--- WORK ORDER ---
All lines holding the string "with" should be copied from the data below.

--- INFORMATION ---
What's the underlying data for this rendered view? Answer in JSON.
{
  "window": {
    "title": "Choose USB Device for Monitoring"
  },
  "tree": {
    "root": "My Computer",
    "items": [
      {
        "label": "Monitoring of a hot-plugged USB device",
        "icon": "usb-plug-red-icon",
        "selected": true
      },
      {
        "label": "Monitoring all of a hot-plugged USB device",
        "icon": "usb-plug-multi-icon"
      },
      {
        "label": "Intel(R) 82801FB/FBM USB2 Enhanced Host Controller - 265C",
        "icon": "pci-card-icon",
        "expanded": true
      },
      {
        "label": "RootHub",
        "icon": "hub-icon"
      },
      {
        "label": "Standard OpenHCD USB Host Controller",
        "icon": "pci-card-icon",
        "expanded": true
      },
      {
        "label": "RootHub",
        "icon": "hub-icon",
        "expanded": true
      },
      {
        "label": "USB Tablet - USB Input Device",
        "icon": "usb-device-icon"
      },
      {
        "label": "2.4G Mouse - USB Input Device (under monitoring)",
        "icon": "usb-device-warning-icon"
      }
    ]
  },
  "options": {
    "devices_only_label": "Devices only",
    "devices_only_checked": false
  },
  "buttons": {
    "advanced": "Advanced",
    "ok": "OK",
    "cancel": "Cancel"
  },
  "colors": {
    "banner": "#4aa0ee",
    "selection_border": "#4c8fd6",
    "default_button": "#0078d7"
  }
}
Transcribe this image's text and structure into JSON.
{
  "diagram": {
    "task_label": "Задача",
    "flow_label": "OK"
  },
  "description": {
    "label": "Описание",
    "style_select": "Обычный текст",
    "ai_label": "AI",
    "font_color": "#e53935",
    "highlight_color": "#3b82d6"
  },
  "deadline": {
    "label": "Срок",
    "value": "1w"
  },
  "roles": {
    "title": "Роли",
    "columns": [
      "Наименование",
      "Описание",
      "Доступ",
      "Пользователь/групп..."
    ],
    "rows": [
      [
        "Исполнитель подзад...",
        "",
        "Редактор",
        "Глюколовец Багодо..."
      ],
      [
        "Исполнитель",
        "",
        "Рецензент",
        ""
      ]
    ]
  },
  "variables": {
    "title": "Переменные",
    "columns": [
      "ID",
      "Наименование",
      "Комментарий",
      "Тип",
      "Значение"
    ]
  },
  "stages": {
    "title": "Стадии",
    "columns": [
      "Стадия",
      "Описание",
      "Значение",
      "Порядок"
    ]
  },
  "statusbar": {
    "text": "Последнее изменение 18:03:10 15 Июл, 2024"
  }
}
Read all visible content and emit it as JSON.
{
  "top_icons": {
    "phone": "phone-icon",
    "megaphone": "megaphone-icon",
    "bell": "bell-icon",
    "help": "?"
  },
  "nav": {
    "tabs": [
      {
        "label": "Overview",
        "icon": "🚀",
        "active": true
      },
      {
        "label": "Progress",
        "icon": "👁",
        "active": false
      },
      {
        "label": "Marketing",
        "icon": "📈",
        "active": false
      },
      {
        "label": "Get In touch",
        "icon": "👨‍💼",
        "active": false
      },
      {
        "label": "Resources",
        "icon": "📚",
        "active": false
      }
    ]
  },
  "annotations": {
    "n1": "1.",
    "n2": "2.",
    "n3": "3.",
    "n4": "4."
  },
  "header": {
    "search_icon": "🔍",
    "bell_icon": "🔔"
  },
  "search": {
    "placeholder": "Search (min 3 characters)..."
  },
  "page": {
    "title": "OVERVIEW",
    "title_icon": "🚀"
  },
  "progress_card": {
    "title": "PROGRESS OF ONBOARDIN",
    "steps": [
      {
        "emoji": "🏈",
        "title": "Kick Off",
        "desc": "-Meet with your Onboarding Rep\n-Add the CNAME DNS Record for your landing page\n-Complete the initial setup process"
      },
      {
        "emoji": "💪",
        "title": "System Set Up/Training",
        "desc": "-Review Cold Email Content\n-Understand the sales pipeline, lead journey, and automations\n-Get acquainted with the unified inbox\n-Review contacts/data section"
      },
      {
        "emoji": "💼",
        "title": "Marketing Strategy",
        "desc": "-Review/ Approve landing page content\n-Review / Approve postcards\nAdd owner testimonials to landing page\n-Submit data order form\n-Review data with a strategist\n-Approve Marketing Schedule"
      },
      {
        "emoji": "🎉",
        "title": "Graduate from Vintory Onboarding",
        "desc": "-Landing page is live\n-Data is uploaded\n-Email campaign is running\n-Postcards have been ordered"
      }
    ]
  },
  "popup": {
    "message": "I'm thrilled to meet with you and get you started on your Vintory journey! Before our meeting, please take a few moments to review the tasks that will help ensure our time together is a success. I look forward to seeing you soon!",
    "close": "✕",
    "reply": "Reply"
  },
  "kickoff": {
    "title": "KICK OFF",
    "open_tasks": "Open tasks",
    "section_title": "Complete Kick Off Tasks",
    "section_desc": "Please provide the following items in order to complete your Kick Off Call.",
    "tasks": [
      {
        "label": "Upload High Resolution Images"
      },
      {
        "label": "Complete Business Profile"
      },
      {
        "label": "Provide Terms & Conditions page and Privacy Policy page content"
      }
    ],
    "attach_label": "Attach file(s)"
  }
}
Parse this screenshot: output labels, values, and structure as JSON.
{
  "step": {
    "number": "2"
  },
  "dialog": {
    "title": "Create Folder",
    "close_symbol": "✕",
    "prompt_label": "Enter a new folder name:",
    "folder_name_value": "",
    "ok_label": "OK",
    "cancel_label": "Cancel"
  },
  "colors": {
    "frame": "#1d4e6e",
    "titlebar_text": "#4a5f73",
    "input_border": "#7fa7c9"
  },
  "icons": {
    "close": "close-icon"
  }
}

--- YOUR RESPONSE ---
        "desc": "-Meet with your Onboarding Rep\n-Add the CNAME DNS Record for your landing page\n-Complete the initial setup process"
        "desc": "-Review Cold Email Content\n-Understand the sales pipeline, lead journey, and automations\n-Get acquainted with the unified inbox\n-Review contacts/data section"
        "desc": "-Review/ Approve landing page content\n-Review / Approve postcards\nAdd owner testimonials to landing page\n-Submit data order form\n-Review data with a strategist\n-Approve Marketing Schedule"
    "message": "I'm thrilled to meet with you and get you started on your Vintory journey! Before our meeting, please take a few moments to review the tasks that will help ensure our time together is a success. I look forward to seeing you soon!",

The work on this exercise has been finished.